What else should I know?
In some rare cases, your Raynaud’s may suddenly become more severe. This may need urgent attention.
Look out for:
- ulcers or black areas on the fingers or toes
- a colour change in fingers or toes that doesn’t go away as quickly as usual
- symptoms, particularly numbness, only affecting one side of the body
- joint pain
- skin rashes
- muscle weakness.
If you develop one of these symptoms, see your doctor or contact your nurse specialist, if you have one, as soon as possible.
These problems are uncommon, and they aren’t usually experienced by people with primary Raynaud’s phenomenon.
Research and new developments
We're currently funding a number of research projects investigating Raynaud's phenomenon.
Professor Ariane Herrick at the University of Manchester is investigating the use of a mobile phone application to monitor Raynaud’s phenomenon. It is currently difficult to monitor the impact of Raynaud’s phenomenon on patients going about their everyday lives, which has made it difficult to run clinical trials and has slowed the development of new treatments. The app will monitor symptoms such as changes in colour to the fingers in cold weather, captured using the camera on a mobile phone, providing patients with a simple and fast way to record their symptoms.
Dr Andrea Murray, also at the University of Manchester, is examining two different imaging techniques to measure Raynaud’s phenomenon in patients with scleroderma. Much of the pain and disability in scleroderma comes from the fingers, but at the moment there is no reliable measure of changes in blood flow or skin temperature in the hands. This makes it hard to evaluate the effectiveness of treatments. This research will test two imaging techniques, laser Doppler imaging and thermography, to check that these methods are reliable and can pick up clinically important differences in response to treatment.
I first noticed symptoms of Raynaud’s in my teens. My hands would change colour in the cold, and I’d get really bad pain in my fingers.
I hadn’t had a diagnosis, until I had operations on my shoulder and hand recently. The operations weren’t related to Raynaud’s.
I told the surgeon I always had cold hands, and I was referred to a rheumatologist.
I’m a nurse, and the air conditioning at the hospital where I work can make my symptoms worse.
I like to have two or three layers of clothes on. At work, I wear scrubs, and you can only put so much under those.

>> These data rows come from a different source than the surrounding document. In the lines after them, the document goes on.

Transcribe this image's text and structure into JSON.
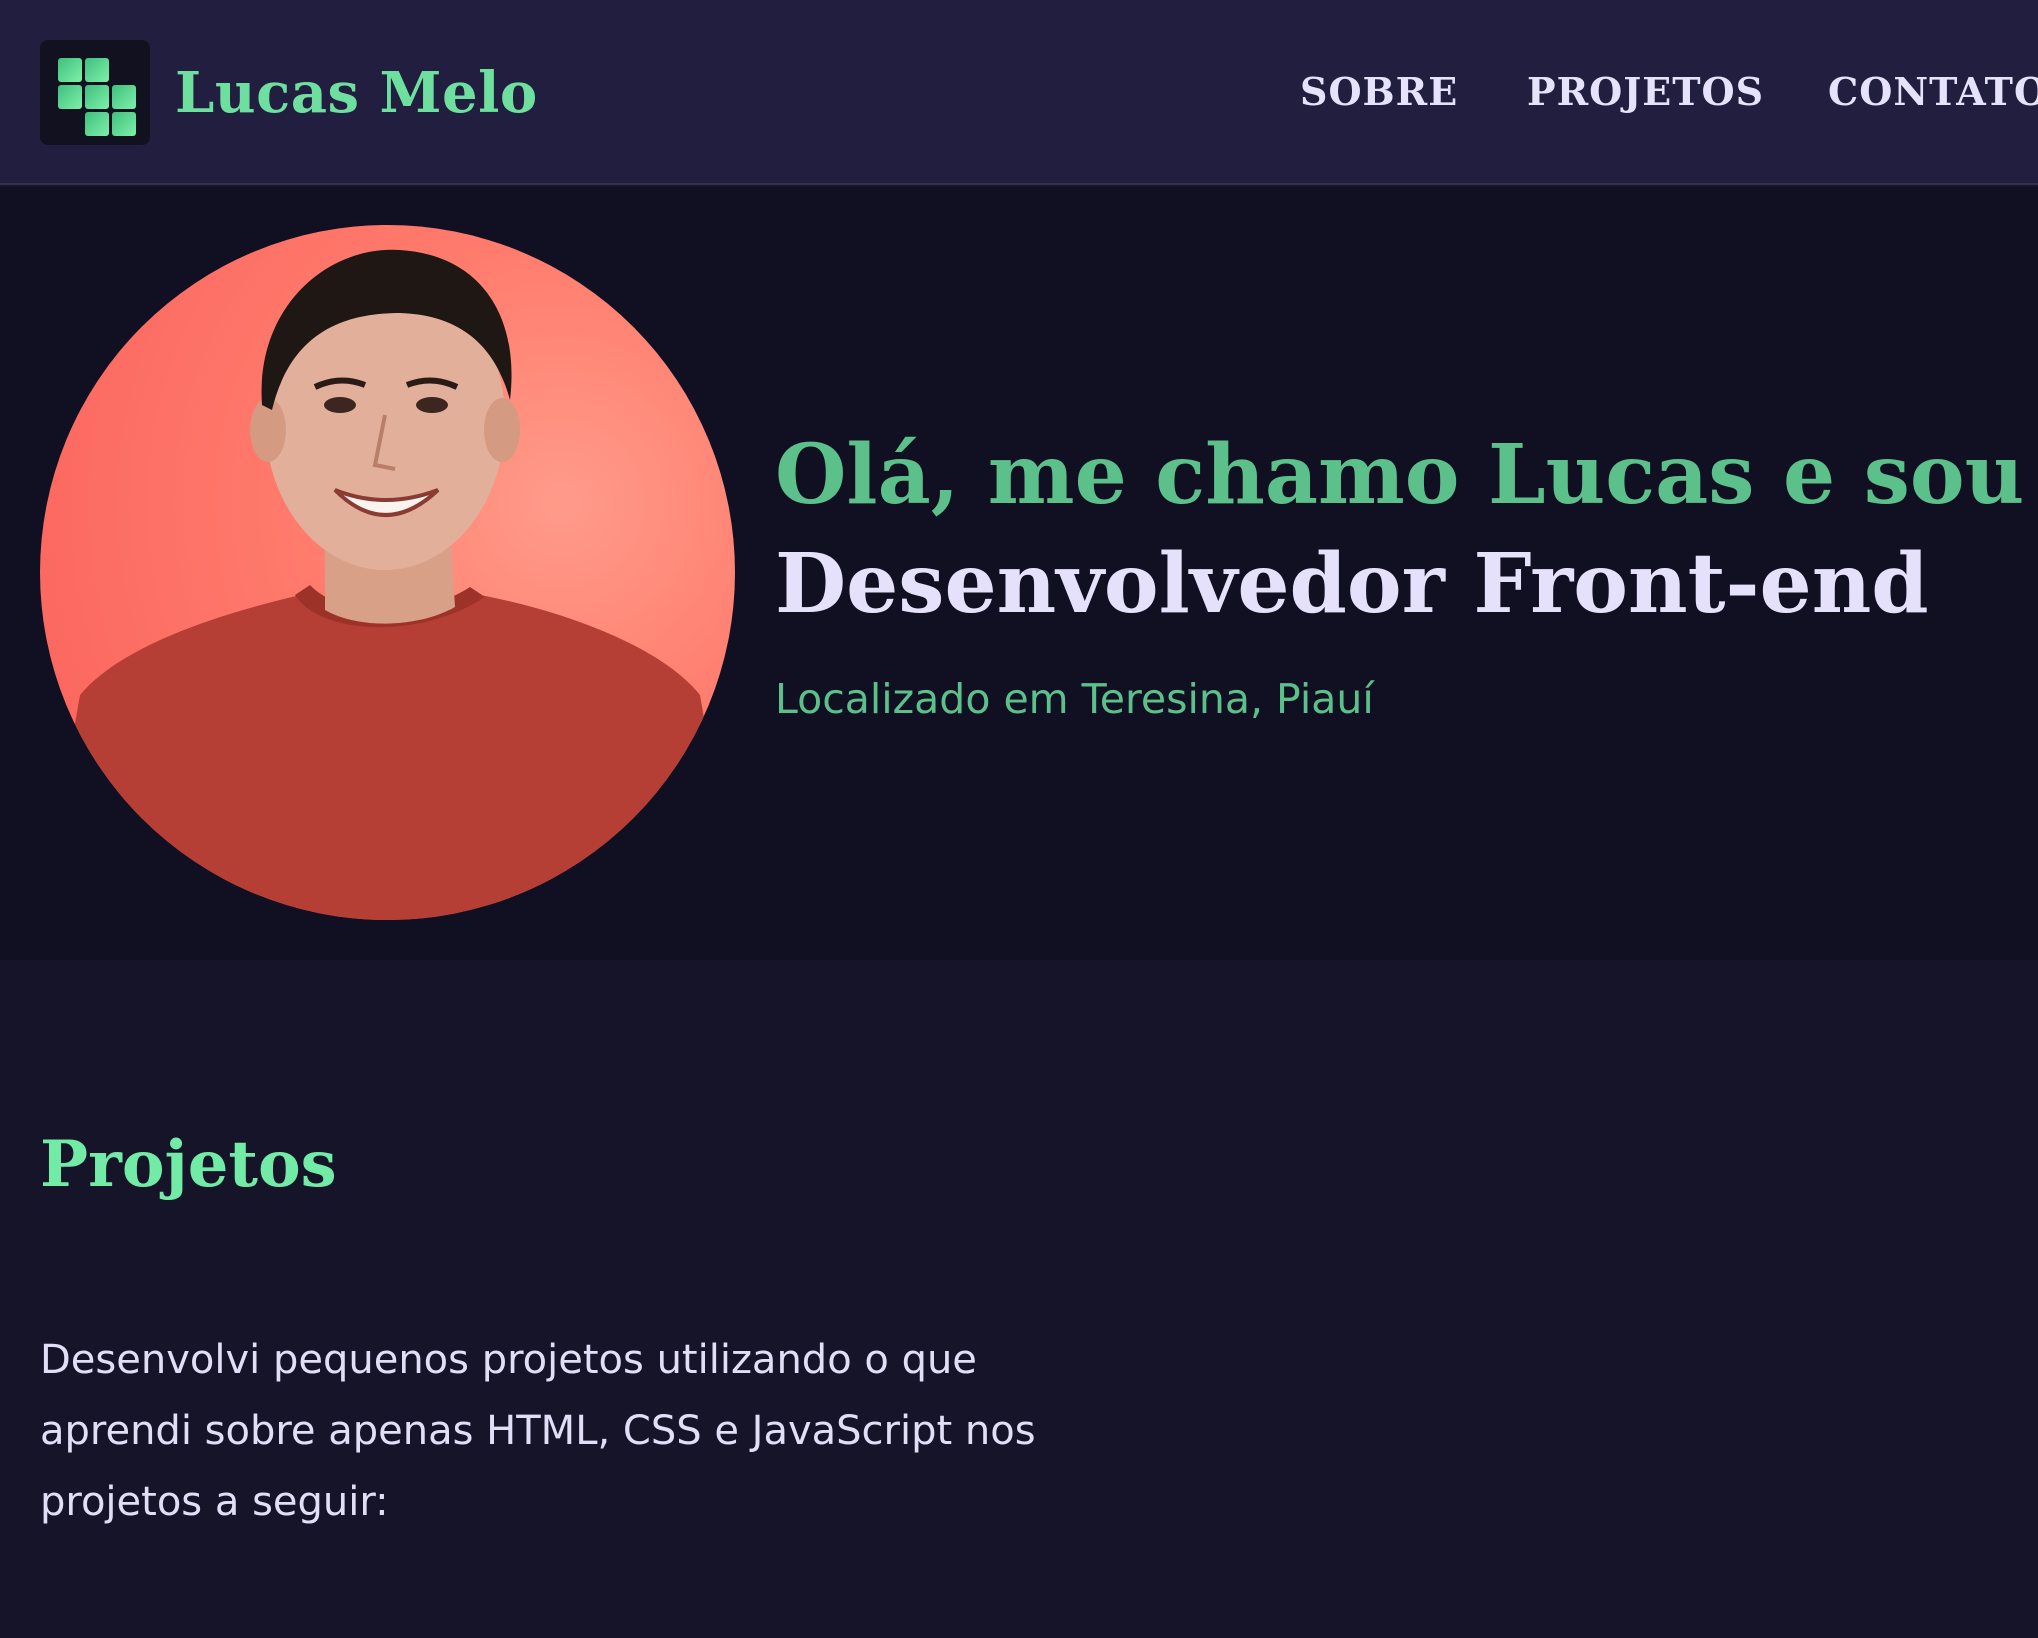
{
  "header": {
    "logo_icon": "grid-blocks-icon",
    "brand": "Lucas Melo",
    "nav": [
      {
        "label": "SOBRE"
      },
      {
        "label": "PROJETOS"
      },
      {
        "label": "CONTATO"
      }
    ]
  },
  "hero": {
    "greeting": "Olá, me chamo Lucas e sou",
    "role": "Desenvolvedor Front-end",
    "location": "Localizado em Teresina, Piauí"
  },
  "projects": {
    "title": "Projetos",
    "description": "Desenvolvi pequenos projetos utilizando o que aprendi sobre apenas HTML, CSS e JavaScript nos projetos a seguir:"
  },
  "colors": {
    "header_bg": "#211e3f",
    "hero_bg": "#110f22",
    "section_bg": "#161429",
    "accent_green": "#5cc08a",
    "title_green": "#72eba6",
    "light_text": "#e5e1fb",
    "avatar_bg": "#ff7b6c"
  }
}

My Mum laughs at me for wearing my ‘Nanny’s vest’. I’m always wearing gloves and scarves in the summer. Even in the middle of summer, I can have an attack. I always keep clothes like fleeces, hats and scarves in my bag and car.

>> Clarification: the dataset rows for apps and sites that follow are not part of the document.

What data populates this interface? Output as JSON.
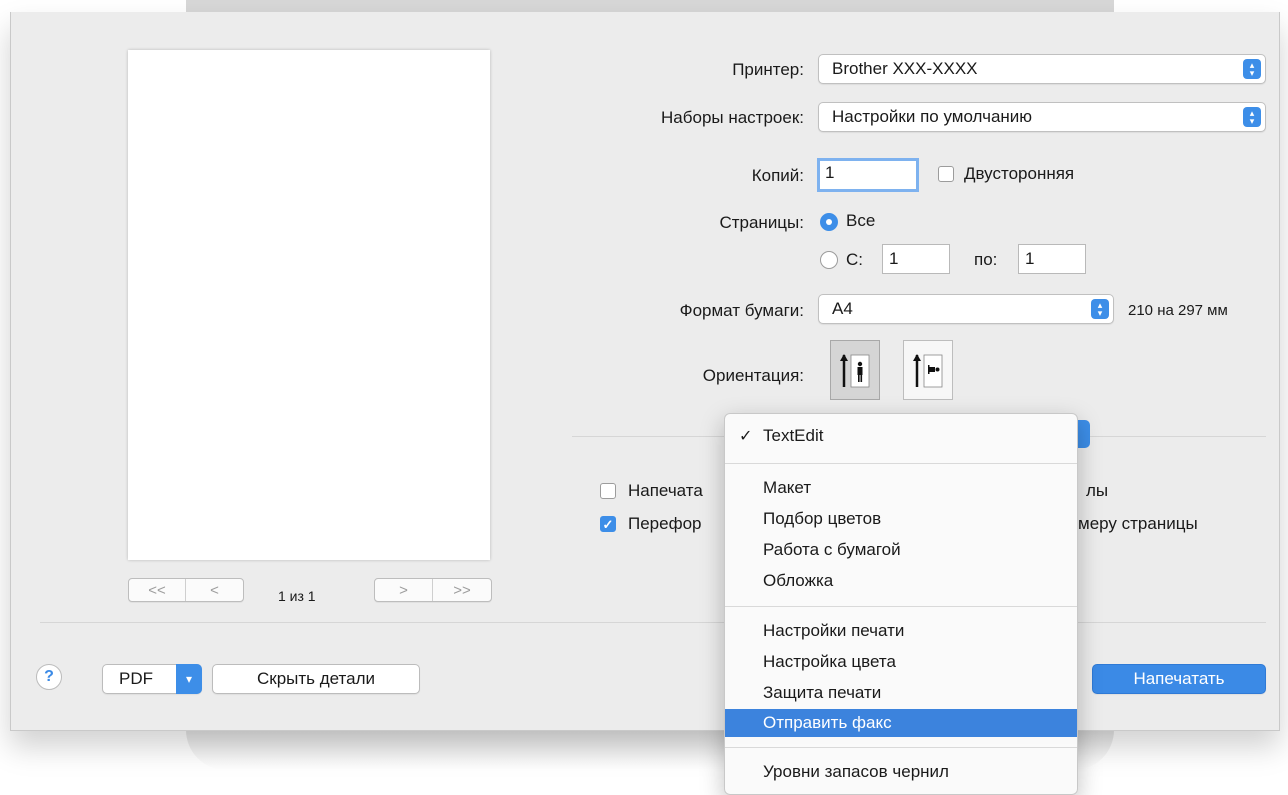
{
  "preview": {
    "page_indicator": "1 из 1",
    "nav_first": "<<",
    "nav_prev": "<",
    "nav_next": ">",
    "nav_last": ">>"
  },
  "printer": {
    "label": "Принтер:",
    "value": "Brother XXX-XXXX"
  },
  "presets": {
    "label": "Наборы настроек:",
    "value": "Настройки по умолчанию"
  },
  "copies": {
    "label": "Копий:",
    "value": "1",
    "duplex_label": "Двусторонняя",
    "duplex_checked": false
  },
  "pages": {
    "label": "Страницы:",
    "all_label": "Все",
    "from_label": "С:",
    "from_value": "1",
    "to_label": "по:",
    "to_value": "1",
    "selected": "all"
  },
  "paper": {
    "label": "Формат бумаги:",
    "value": "A4",
    "dimensions": "210 на 297 мм"
  },
  "orientation": {
    "label": "Ориентация:",
    "selected": "portrait"
  },
  "options": {
    "opt1_label_visible": "Напечата",
    "opt1_label_tail": "лы",
    "opt1_checked": false,
    "opt2_label_visible": "Перефор",
    "opt2_label_tail": "меру страницы",
    "opt2_checked": true
  },
  "menu": {
    "items": [
      {
        "label": "TextEdit",
        "checked": true
      },
      {
        "label": "Макет"
      },
      {
        "label": "Подбор цветов"
      },
      {
        "label": "Работа с бумагой"
      },
      {
        "label": "Обложка"
      },
      {
        "label": "Настройки печати"
      },
      {
        "label": "Настройка цвета"
      },
      {
        "label": "Защита печати"
      },
      {
        "label": "Отправить факс",
        "highlighted": true
      },
      {
        "label": "Уровни запасов чернил"
      }
    ]
  },
  "footer": {
    "help_label": "?",
    "pdf_label": "PDF",
    "hide_details_label": "Скрыть детали",
    "print_label": "Напечатать"
  },
  "colors": {
    "accent": "#3d8ee8",
    "highlight": "#3c83dd",
    "window_bg": "#ececec"
  }
}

It’ important to keep my core temperature warm, so I’m always wrapped well.
My daughter does horse riding, so I spend lots of time outside when she is going to and from the farm.
If I’m stressed in any way, I can get attacks, even when I’m wrapped up.
When I go to the supermarket, I tend to whizz round the fridge and freezer aisles because I can feel it starting.
It’s important to keep moving and to keep the circulation going. I’m always wiggling my fingers, just to keep the blood moving. I think healthy eating helps too.
I describe it as sparklers going off at the ends of my fingers and it can be debilitating. A full-on attack can last a couple of hours.
My fingers go white and then blue or even purple. They can go cold and numb. A couple of times they’ve gone a dark grey, almost black. That was scary.
Because the feeling is not there, there can be a tendency to put my fingers in hot water, but I could burn yourself.
And then when the blood comes back it can be painful.
Sometimes I won’t be able to drive home until the pain has stopped in my hands and the feeling has come back. It can take a few minutes for feeling to come back once I’m in the warm, or it can take half an hour.
They’re very frequent in the winter. It doesn’t have to be going out into the cold that does it. Even going from my living room to the kitchen can trigger one, if the temperature is different.
In the winter, it can happen every day. I don’t let it stop me doing things though.